A tweet from the National Rifle Association (NRA) advising “self-important anti-gun doctors to stay in their lane,” has prompted physicians and healthcare workers across the country to share their experiences with gun violence, giving rise to the #ThisISOurLane campaign.
An opinion published this week in Oxford Academic’s Open Forum Infectious Diseases calls for infectious diseases physicians and the Infectious Diseases Society of America to join the more than 80 medical societies that have endorsed statements on gun violence, including the American College of Physicians (ACP) and the American College of Cardiology.
Infectious diseases physicians are regularly called upon to manage complications such as infected wounds and osteomyelitis in gunshot victims. Yet, Infectious Diseases as a specialty has been poorly represented in the national dialogue on gun violence. We argue that gun violence does affect the Infectious Diseases community and issue a call to action to engage in the conversation, advocate for our patients, and join with other medical societies in affirming a commitment to gun violence prevention.
Ways in which infectious diseases clinicians are part of this public health emergency extend well beyond the patient’s initial treatment:
- Victims with sensory loss are at increased risk for various infectious over their lifetime
- Frequent use of antibiotics rises risk for multidrug-resistant infections
- Prolonged hospitalizations increase risk for HAIs
- Psychological impact on patient and family impact care instruction compliance
All healthcare providers have a stake in this public health crisis both professionally and personally, psychiatric nurse Laurie Barkin explained in a recent article for the SF Chronicle:

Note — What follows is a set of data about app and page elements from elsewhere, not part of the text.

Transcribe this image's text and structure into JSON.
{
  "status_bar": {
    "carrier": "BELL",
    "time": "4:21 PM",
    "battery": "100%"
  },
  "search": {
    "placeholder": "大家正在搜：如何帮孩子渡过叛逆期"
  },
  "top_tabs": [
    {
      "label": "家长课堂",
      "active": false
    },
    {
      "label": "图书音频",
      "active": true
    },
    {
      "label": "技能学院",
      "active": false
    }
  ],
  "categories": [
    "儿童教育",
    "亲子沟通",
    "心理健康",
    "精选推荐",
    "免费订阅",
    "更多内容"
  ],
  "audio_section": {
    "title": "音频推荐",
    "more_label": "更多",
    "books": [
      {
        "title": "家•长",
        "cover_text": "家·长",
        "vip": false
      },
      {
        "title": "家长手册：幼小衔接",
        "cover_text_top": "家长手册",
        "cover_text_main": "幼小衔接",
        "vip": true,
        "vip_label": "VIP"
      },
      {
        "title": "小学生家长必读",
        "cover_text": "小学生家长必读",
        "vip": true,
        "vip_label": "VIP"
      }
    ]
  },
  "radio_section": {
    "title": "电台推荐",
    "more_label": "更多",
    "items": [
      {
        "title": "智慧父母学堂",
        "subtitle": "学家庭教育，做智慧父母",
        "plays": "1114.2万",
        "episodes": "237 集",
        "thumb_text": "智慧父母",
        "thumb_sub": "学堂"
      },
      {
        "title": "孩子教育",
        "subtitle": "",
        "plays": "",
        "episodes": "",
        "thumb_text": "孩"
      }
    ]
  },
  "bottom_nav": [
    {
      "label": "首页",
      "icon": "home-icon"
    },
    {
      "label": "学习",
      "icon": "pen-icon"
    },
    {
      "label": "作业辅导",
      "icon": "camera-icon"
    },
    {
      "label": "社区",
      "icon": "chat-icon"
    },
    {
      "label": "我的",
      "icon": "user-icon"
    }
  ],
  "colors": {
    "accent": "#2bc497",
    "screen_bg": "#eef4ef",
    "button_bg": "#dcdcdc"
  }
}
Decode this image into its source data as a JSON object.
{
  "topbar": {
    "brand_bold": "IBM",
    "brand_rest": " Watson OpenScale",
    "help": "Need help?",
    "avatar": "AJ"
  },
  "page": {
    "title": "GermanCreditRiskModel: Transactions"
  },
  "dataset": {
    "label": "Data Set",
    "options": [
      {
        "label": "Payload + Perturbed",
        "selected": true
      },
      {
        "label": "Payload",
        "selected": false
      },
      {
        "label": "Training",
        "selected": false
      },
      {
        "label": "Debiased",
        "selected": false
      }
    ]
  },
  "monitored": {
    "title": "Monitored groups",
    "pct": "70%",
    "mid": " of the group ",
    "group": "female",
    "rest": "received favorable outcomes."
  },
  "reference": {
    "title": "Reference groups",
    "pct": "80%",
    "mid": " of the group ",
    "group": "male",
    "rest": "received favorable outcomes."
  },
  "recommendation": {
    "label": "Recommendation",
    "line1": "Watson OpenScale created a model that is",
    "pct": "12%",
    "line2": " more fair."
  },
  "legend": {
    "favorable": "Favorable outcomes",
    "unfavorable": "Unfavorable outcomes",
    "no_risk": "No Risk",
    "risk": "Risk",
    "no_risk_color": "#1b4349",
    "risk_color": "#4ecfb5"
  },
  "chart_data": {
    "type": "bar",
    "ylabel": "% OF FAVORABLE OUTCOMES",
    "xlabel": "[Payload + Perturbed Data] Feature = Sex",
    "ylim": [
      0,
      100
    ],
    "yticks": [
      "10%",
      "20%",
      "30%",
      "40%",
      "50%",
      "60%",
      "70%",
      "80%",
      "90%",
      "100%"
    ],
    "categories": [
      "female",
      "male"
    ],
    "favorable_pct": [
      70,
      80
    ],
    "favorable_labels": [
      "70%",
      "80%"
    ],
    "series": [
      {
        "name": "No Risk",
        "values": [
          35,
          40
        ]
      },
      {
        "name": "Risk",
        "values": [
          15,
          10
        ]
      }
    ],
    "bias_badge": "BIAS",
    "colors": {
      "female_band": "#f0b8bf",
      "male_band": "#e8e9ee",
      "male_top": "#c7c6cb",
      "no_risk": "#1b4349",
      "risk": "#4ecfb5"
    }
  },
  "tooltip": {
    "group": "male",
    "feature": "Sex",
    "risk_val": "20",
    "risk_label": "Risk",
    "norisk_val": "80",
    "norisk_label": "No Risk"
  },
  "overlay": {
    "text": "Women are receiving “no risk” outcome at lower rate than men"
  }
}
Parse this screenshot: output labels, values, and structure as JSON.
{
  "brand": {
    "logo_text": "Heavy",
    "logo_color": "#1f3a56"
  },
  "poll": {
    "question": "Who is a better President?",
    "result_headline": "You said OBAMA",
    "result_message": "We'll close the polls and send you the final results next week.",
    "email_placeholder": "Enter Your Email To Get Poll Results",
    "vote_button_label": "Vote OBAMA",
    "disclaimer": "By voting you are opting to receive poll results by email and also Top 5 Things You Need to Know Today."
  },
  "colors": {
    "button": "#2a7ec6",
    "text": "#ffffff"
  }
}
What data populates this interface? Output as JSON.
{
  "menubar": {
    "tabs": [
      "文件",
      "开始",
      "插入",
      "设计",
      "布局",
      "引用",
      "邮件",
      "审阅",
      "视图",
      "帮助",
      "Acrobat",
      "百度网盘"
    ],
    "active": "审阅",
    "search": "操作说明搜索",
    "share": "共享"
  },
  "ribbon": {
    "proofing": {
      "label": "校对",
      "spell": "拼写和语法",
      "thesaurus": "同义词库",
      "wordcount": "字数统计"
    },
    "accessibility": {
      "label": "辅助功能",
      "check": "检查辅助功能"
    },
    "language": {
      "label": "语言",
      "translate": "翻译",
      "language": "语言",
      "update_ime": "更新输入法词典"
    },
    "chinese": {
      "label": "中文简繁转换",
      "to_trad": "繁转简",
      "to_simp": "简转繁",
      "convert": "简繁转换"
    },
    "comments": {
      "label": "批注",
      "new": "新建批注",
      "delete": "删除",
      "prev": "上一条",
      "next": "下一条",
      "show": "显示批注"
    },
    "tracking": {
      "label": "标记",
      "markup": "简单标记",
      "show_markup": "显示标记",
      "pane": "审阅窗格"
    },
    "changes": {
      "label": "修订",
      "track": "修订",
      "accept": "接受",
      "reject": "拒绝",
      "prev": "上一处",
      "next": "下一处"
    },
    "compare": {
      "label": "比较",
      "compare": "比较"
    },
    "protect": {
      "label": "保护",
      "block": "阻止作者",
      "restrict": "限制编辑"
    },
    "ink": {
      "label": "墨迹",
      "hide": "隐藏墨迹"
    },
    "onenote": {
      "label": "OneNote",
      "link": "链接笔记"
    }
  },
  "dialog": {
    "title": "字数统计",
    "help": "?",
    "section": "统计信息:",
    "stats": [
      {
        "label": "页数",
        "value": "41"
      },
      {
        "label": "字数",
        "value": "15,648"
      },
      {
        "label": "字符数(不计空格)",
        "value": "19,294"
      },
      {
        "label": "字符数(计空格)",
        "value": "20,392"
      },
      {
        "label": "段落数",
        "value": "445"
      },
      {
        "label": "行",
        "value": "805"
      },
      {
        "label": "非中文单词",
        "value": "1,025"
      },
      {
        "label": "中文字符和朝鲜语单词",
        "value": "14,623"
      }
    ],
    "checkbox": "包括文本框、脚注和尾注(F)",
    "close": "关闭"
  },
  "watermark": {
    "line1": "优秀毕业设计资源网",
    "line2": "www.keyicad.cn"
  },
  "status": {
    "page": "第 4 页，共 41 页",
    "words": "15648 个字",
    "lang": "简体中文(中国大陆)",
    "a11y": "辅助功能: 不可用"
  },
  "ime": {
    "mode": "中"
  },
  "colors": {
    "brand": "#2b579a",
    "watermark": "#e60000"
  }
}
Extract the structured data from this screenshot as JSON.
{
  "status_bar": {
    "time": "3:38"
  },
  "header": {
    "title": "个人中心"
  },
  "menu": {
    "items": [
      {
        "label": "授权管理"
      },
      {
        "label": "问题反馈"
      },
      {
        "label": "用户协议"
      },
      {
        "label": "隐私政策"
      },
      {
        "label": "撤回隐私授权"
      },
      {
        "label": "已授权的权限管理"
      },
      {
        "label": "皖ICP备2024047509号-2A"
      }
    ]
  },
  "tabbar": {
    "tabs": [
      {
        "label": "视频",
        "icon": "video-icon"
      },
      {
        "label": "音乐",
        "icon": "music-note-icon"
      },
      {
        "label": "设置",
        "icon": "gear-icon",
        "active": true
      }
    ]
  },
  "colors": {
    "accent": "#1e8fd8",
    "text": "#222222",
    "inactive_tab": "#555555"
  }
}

As a nurse who spent years working with trauma patients and the physicians who treated them, I witnessed the effects of gun violence up close: colostomies, brain injuries, shattered bones and paralysis, to name a few. Years after a bullet had damaged their spinal cords, some paraplegic and quadriplegic patients still regularly cycled through the hospital with bedsores and infections.
Now we’re getting into my lane: burnout, vicarious trauma, secondary stress and compassion fatigue. All of these terms reflect normal human responses of people whose work regularly exposes them to trauma: physicians, nurses, social workers, medical therapists of all kinds, first responders, public defenders, judges, psychologists, prosecutors, journalists and others.
Read the full story at Oxford Academic